BHP Group may record a US$1.2 billion impairment on its Jansen potash project in Saskatchewan as accounting firm EY starts auditing the mining giant in July, The Australian Financial Review reported June 2, citing Deutsche Bank analyst James Gurry.
The analyst said it is time to review the carrying value of the Jansen project following CEO Andrew Mackenzie's admission that BHP overinvested in the US$5.7 billion project.
However, Mackenzie said the asset remains an attractive option given its "strategic fit, risk-return metrics and the longer-term optionality."
In May, the mining giant was flagged for using improbable potash price forecasts to justify the economics of the Jansen project. BHP is banking on a price increase of 24% compared to current prices to deliver a project return of up to 15% ahead of an investment decision, according to JPMorgan analyst Lyndon Fagan.
Potash prices have been weaker than expected over the last six years since construction started at Jansen due to a surplus of the fertilizer ingredient.

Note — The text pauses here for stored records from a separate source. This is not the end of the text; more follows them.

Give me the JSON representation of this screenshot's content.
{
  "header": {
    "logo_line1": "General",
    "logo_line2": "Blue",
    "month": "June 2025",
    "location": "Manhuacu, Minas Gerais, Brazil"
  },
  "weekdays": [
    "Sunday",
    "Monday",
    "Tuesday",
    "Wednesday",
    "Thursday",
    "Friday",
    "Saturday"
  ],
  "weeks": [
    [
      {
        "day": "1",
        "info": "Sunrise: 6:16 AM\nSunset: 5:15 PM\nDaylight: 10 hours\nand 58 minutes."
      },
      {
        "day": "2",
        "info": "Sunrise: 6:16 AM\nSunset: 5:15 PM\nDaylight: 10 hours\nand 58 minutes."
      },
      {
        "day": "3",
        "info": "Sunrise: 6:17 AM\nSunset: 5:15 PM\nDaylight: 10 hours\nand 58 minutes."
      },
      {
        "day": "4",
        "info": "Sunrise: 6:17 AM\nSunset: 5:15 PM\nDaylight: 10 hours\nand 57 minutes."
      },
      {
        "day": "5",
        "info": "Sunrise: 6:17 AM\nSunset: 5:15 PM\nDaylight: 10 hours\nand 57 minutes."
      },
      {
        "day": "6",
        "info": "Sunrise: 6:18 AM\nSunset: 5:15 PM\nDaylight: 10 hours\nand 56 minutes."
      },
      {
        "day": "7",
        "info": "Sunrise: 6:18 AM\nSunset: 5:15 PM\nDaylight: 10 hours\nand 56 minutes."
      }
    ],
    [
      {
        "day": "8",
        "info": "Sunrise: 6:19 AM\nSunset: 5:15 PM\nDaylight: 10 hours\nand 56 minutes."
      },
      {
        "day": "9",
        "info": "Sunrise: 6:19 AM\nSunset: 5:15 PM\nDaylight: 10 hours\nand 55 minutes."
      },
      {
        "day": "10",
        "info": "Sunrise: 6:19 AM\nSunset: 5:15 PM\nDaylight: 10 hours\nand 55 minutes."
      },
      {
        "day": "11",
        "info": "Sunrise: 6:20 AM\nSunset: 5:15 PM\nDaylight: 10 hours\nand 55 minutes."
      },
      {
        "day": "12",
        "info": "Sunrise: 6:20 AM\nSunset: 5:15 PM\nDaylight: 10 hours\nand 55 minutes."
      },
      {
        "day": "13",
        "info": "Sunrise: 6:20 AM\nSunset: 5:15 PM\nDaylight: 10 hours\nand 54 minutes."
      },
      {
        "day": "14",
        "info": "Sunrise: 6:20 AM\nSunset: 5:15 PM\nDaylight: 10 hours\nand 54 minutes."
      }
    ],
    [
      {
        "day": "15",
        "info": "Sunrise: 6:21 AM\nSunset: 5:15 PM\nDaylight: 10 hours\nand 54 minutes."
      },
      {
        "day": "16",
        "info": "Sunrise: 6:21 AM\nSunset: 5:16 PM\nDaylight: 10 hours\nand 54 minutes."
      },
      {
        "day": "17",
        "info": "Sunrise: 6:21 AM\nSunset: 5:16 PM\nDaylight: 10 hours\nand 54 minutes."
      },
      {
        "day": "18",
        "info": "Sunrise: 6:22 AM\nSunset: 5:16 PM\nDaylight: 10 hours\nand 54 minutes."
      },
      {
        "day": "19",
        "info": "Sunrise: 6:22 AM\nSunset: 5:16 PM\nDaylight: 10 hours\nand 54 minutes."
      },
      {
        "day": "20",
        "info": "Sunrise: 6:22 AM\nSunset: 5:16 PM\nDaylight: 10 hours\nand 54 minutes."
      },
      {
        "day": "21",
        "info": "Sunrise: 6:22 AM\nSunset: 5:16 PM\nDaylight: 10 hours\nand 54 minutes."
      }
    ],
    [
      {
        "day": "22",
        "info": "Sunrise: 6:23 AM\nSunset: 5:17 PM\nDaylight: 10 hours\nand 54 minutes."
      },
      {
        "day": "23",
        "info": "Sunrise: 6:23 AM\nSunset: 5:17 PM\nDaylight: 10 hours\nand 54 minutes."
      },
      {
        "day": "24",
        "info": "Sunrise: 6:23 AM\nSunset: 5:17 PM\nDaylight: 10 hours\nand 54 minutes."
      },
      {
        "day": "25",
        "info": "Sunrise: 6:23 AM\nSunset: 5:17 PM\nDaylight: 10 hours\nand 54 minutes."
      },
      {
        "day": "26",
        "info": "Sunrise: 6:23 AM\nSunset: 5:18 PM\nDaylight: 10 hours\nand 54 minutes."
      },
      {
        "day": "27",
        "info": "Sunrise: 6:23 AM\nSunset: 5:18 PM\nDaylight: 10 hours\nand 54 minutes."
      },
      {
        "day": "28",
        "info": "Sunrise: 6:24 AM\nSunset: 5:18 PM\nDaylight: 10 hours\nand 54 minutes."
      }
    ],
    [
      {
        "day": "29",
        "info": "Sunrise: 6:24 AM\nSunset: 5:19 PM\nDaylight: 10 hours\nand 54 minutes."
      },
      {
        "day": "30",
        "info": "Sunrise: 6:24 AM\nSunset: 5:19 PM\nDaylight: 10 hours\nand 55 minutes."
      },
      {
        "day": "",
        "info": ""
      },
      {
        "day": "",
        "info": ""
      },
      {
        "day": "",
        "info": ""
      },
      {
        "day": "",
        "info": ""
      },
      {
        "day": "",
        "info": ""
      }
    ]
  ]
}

An investment decision for Jansen, which is projected to produce 4 million tonnes of potash per year, is expected within 18 months. BHP said first production at the operation is unlikely to occur before 2024 due to the supply surplus.